update With the upcoming launch of its new Bing search engine, Microsoft is taking on Asian languages and banking on user disloyalty to wrestle market share away from current leaders.
In a conference call with reporters Friday, Microsoft executives said the company has three "search technology centers" in India, China and Japan to work on refining the search engine for these large Asian markets.
Satya Nadella, senior vice president of research and development at Microsoft's online services division, said some languages require more contextual information to be understood. He added that the company's investments will focus on building up the ability of its machines to interpret and grasp "different techniques" of understanding context.
On the competition from Google and Baidu, Nadella quoted Forrester statistics, noting that 55 percent of users are using more than one search engine each week. Bing, to be launched 3 June, will "build loyalty one click at a time", he said.
Google has the biggest global market share of about 63 percent, with Microsoft's slice at a tiny 8.3 percent, according to February ComScore figures.

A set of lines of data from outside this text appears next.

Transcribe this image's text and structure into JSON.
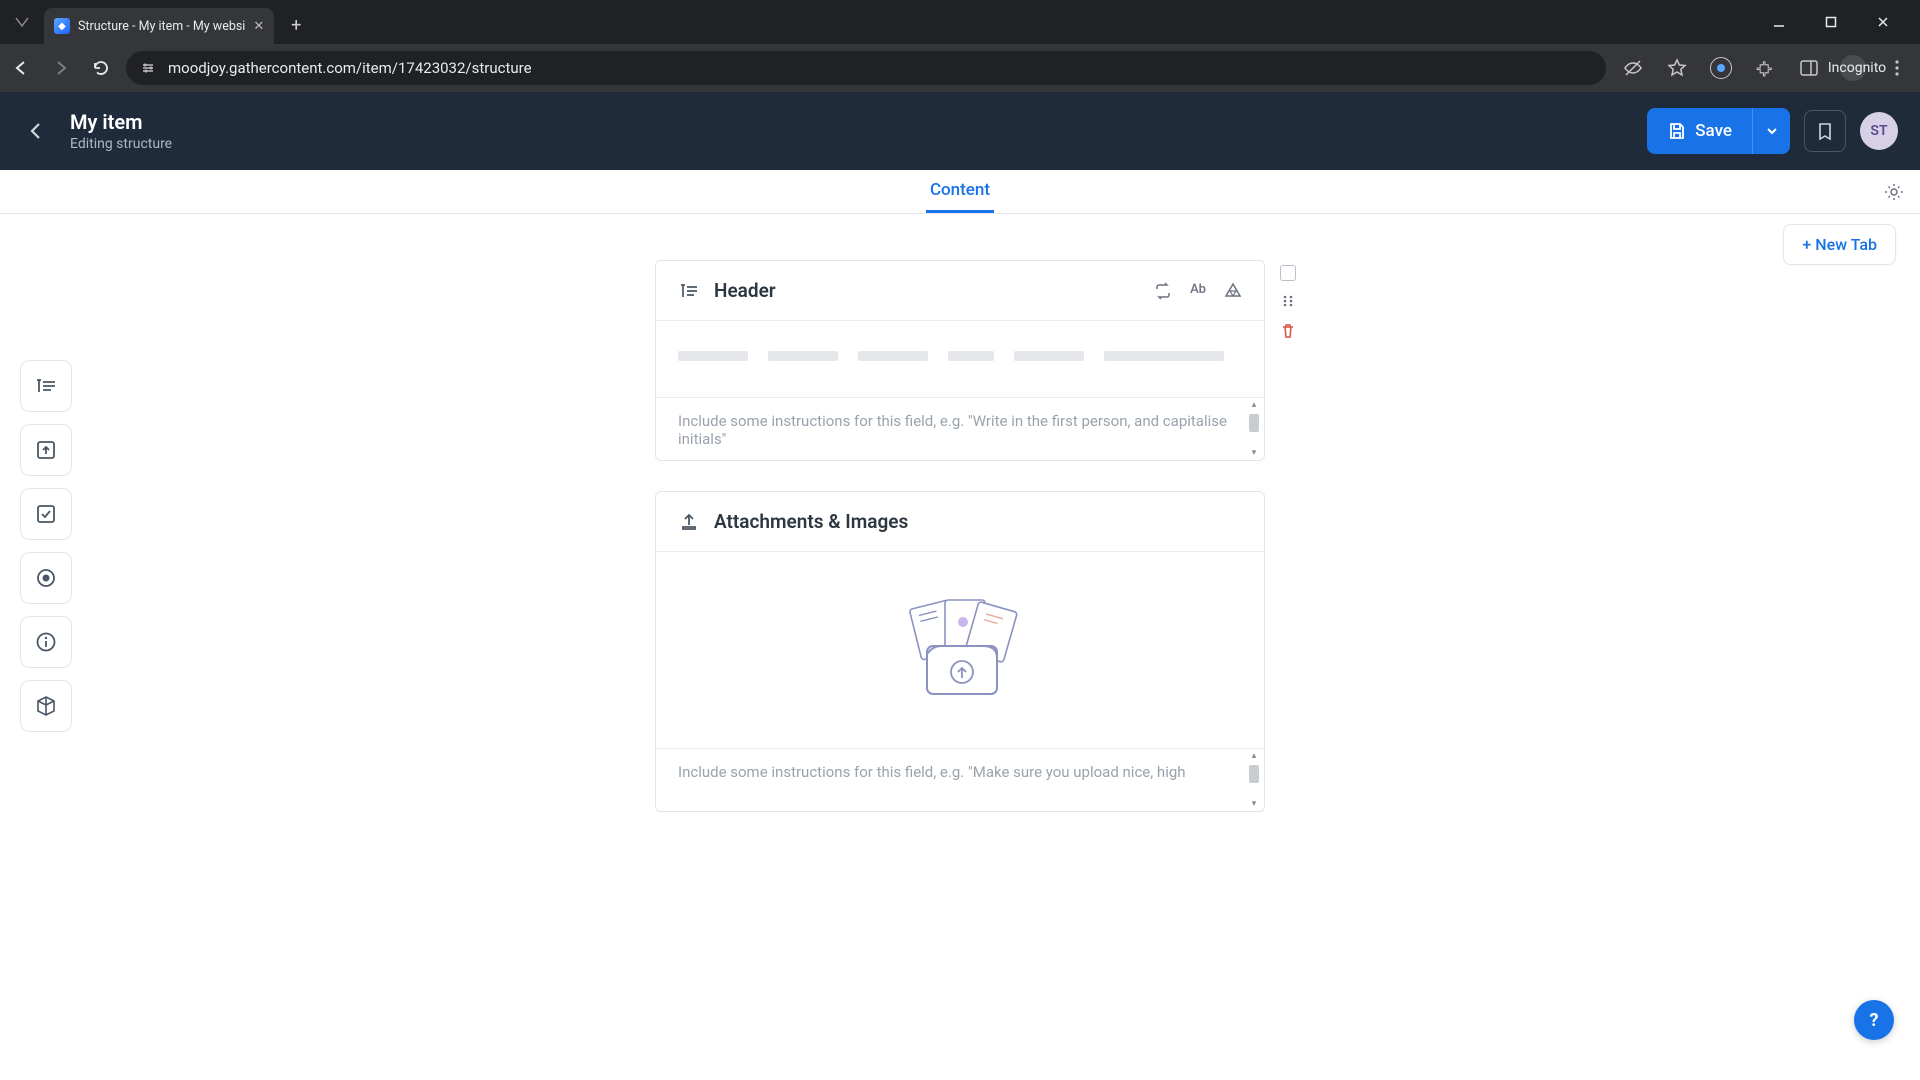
{
  "browser": {
    "tab_title": "Structure - My item - My websi",
    "url": "moodjoy.gathercontent.com/item/17423032/structure",
    "incognito_label": "Incognito"
  },
  "header": {
    "title": "My item",
    "subtitle": "Editing structure",
    "save_label": "Save",
    "avatar_initials": "ST"
  },
  "subnav": {
    "active_tab": "Content",
    "new_tab_label": "+ New Tab"
  },
  "cards": {
    "header_field": {
      "label": "Header",
      "ab_label": "Ab",
      "instructions_placeholder": "Include some instructions for this field, e.g. \"Write in the first person, and capitalise initials\""
    },
    "attachments": {
      "label": "Attachments & Images",
      "instructions_placeholder": "Include some instructions for this field, e.g. \"Make sure you upload nice, high"
    }
  },
  "help_fab": "?"
}
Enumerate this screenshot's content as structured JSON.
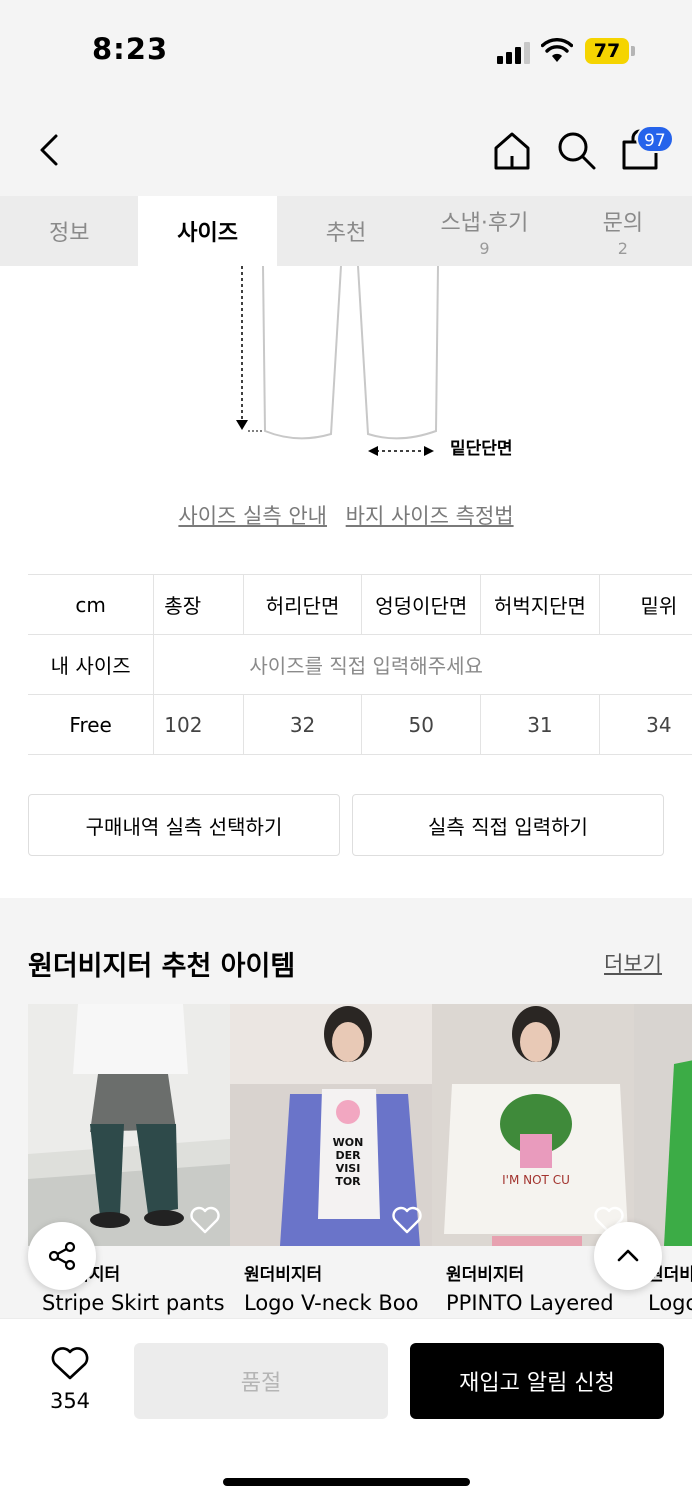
{
  "status": {
    "time": "8:23",
    "battery": "77"
  },
  "header": {
    "cart_count": "97"
  },
  "tabs": [
    {
      "label": "정보",
      "count": ""
    },
    {
      "label": "사이즈",
      "count": ""
    },
    {
      "label": "추천",
      "count": ""
    },
    {
      "label": "스냅·후기",
      "count": "9"
    },
    {
      "label": "문의",
      "count": "2"
    }
  ],
  "diagram": {
    "label": "밑단단면"
  },
  "size_links": {
    "guide": "사이즈 실측 안내",
    "measure": "바지 사이즈 측정법"
  },
  "size_table": {
    "headers": [
      "cm",
      "총장",
      "허리단면",
      "엉덩이단면",
      "허벅지단면",
      "밑위"
    ],
    "my_size_label": "내 사이즈",
    "my_size_placeholder": "사이즈를 직접 입력해주세요",
    "rows": [
      {
        "size": "Free",
        "values": [
          "102",
          "32",
          "50",
          "31",
          "34"
        ]
      }
    ]
  },
  "buttons": {
    "select_purchase": "구매내역 실측 선택하기",
    "direct_input": "실측 직접 입력하기"
  },
  "recommend": {
    "title": "원더비지터 추천 아이템",
    "more": "더보기",
    "items": [
      {
        "brand": "원더비지터",
        "name": "Stripe Skirt pants"
      },
      {
        "brand": "원더비지터",
        "name": "Logo V-neck Boo"
      },
      {
        "brand": "원더비지터",
        "name": "PPINTO Layered"
      },
      {
        "brand": "원더비지터",
        "name": "Logo"
      }
    ]
  },
  "bottom": {
    "like_count": "354",
    "soldout": "품절",
    "restock": "재입고 알림 신청"
  },
  "colors": {
    "accent": "#2563eb",
    "battery": "#f5d400",
    "primary_button": "#000000"
  }
}
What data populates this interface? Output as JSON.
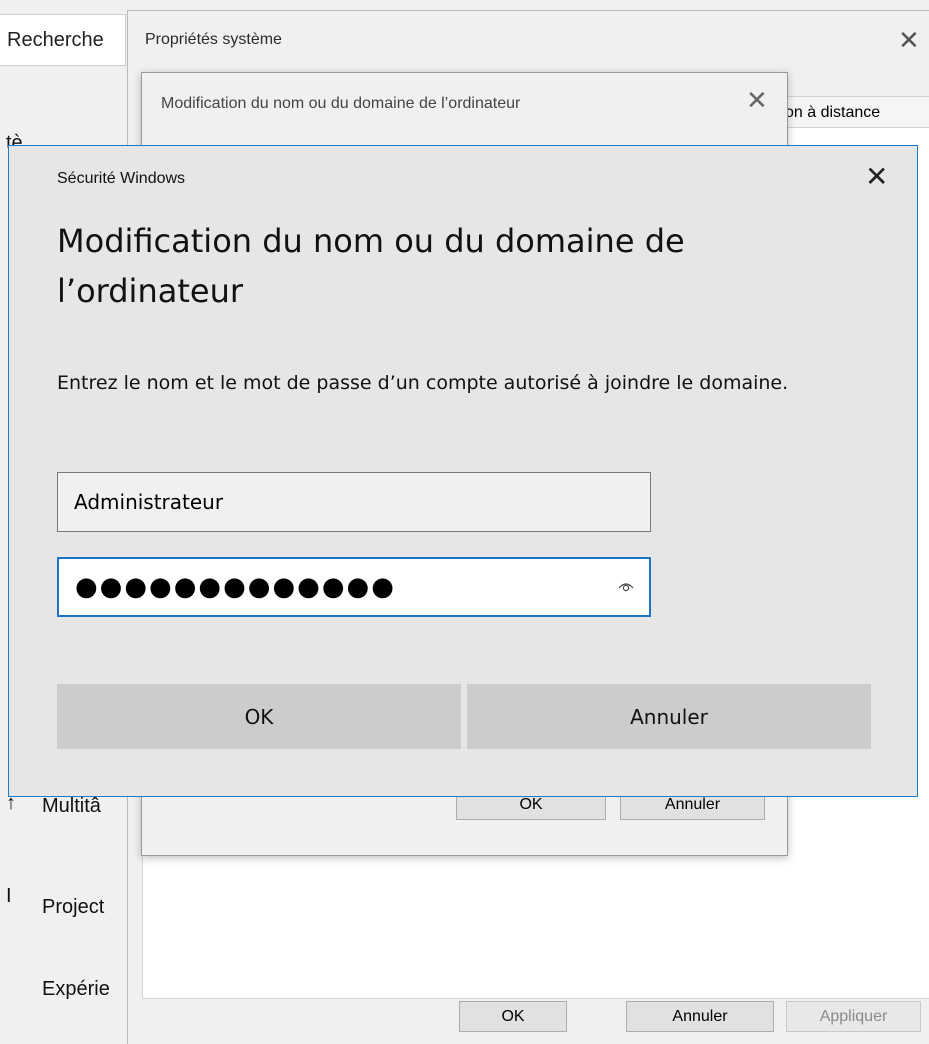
{
  "settings": {
    "search_text": "Recherche",
    "side_items": [
      {
        "glyph": "↑",
        "label": "Multitâ"
      },
      {
        "glyph": "I",
        "label": "Project"
      },
      {
        "glyph": "",
        "label": "Expérie"
      }
    ],
    "top_glyph": "tè"
  },
  "system_properties": {
    "title": "Propriétés système",
    "tab_label": "on à distance",
    "buttons": {
      "ok": "OK",
      "cancel": "Annuler",
      "apply": "Appliquer"
    }
  },
  "rename_dialog": {
    "title": "Modification du nom ou du domaine de l’ordinateur",
    "buttons": {
      "ok": "OK",
      "cancel": "Annuler"
    }
  },
  "security_dialog": {
    "title": "Sécurité Windows",
    "heading": "Modification du nom ou du domaine de l’ordinateur",
    "description": "Entrez le nom et le mot de passe d’un compte autorisé à joindre le domaine.",
    "username_value": "Administrateur",
    "password_mask": "●●●●●●●●●●●●●",
    "buttons": {
      "ok": "OK",
      "cancel": "Annuler"
    }
  },
  "colors": {
    "accent": "#1a74c7",
    "button_gray": "#cccccc"
  },
  "icons": {
    "close": "close-icon",
    "reveal_password": "eye-icon"
  }
}
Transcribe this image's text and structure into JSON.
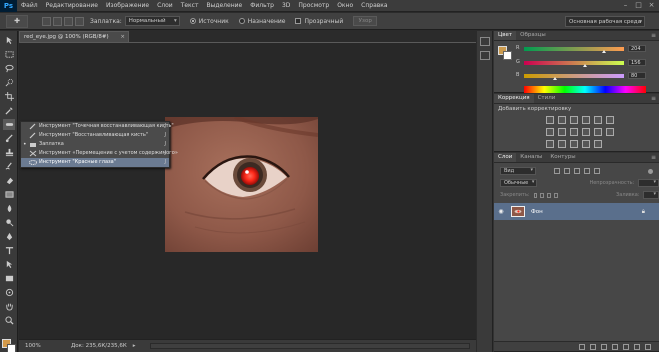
{
  "app": {
    "logo": "Ps"
  },
  "menu": [
    "Файл",
    "Редактирование",
    "Изображение",
    "Слои",
    "Текст",
    "Выделение",
    "Фильтр",
    "3D",
    "Просмотр",
    "Окно",
    "Справка"
  ],
  "options": {
    "patch_label": "Заплатка:",
    "patch_mode": "Нормальный",
    "source_label": "Источник",
    "destination_label": "Назначение",
    "transparent_label": "Прозрачный",
    "pattern_button": "Узор"
  },
  "workspace": "Основная рабочая среда",
  "document": {
    "tab_title": "red_eye.jpg @ 100% (RGB/8#)",
    "close": "×"
  },
  "flyout": [
    {
      "label": "Инструмент \"Точечная восстанавливающая кисть\"",
      "key": "J",
      "icon": "spot-healing-brush-icon"
    },
    {
      "label": "Инструмент \"Восстанавливающая кисть\"",
      "key": "J",
      "icon": "healing-brush-icon"
    },
    {
      "label": "Заплатка",
      "key": "J",
      "icon": "patch-icon",
      "current": true
    },
    {
      "label": "Инструмент «Перемещение с учетом содержимого»",
      "key": "J",
      "icon": "content-aware-move-icon"
    },
    {
      "label": "Инструмент \"Красные глаза\"",
      "key": "J",
      "icon": "red-eye-icon",
      "selected": true
    }
  ],
  "status": {
    "zoom": "100%",
    "doc": "Док: 235,6К/235,6К"
  },
  "color_panel": {
    "tabs": [
      "Цвет",
      "Образцы"
    ],
    "channels": [
      {
        "letter": "R",
        "value": "204"
      },
      {
        "letter": "G",
        "value": "156"
      },
      {
        "letter": "B",
        "value": "80"
      }
    ],
    "levels": {
      "R": 0.8,
      "G": 0.61,
      "B": 0.31
    },
    "foreground": "#cc9c50",
    "background": "#ffffff"
  },
  "correction_panel": {
    "tabs": [
      "Коррекция",
      "Стили"
    ],
    "subtitle": "Добавить корректировку"
  },
  "layers_panel": {
    "tabs": [
      "Слои",
      "Каналы",
      "Контуры"
    ],
    "kind": "Вид",
    "blend": "Обычные",
    "opacity_label": "Непрозрачность:",
    "lock_label": "Закрепить:",
    "fill_label": "Заливка:",
    "layer_name": "Фон"
  }
}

But Google trails Baidu significantly in the Chinese market.
The Chinese search engine attracts 60 percent of its domestic market, while Google came in with 25.9 percent, according to January statistics from Analysys.
Qi Lu, president of Microsoft's online services group, could not provide details on the features Bing would have for the Chinese market, but said the company was working to bring localized features, in addition to focusing on language translation, to appeal to each market.
Nadella said users are still "highly dissatisfied" with search, and have many "unmet needs". While almost half of Internet users search the Web everyday, a quarter of links clicked on are abandoned for being irrelevant and the "back" button is the most clicked-on, he added.
To address this, Bing will display topics around the user's query to help users "describe their searches better", Nadella said. It will offer related search terms and group results "in intuitive ways", one of which will be in the form of a table of contents for the different resulting categories of a search performed.
This trend of "intelligently" displaying connected topics is not new. Earlier this month, Google launched a visualization feature it terms the "wonder wheel", which displays relevant topics to a user's search, and expands as the user clicks on branched topics, to narrow down categories.
New search engine, Hulbee, too displays results in a keyword "cloud", which is meant to help users refine their searches.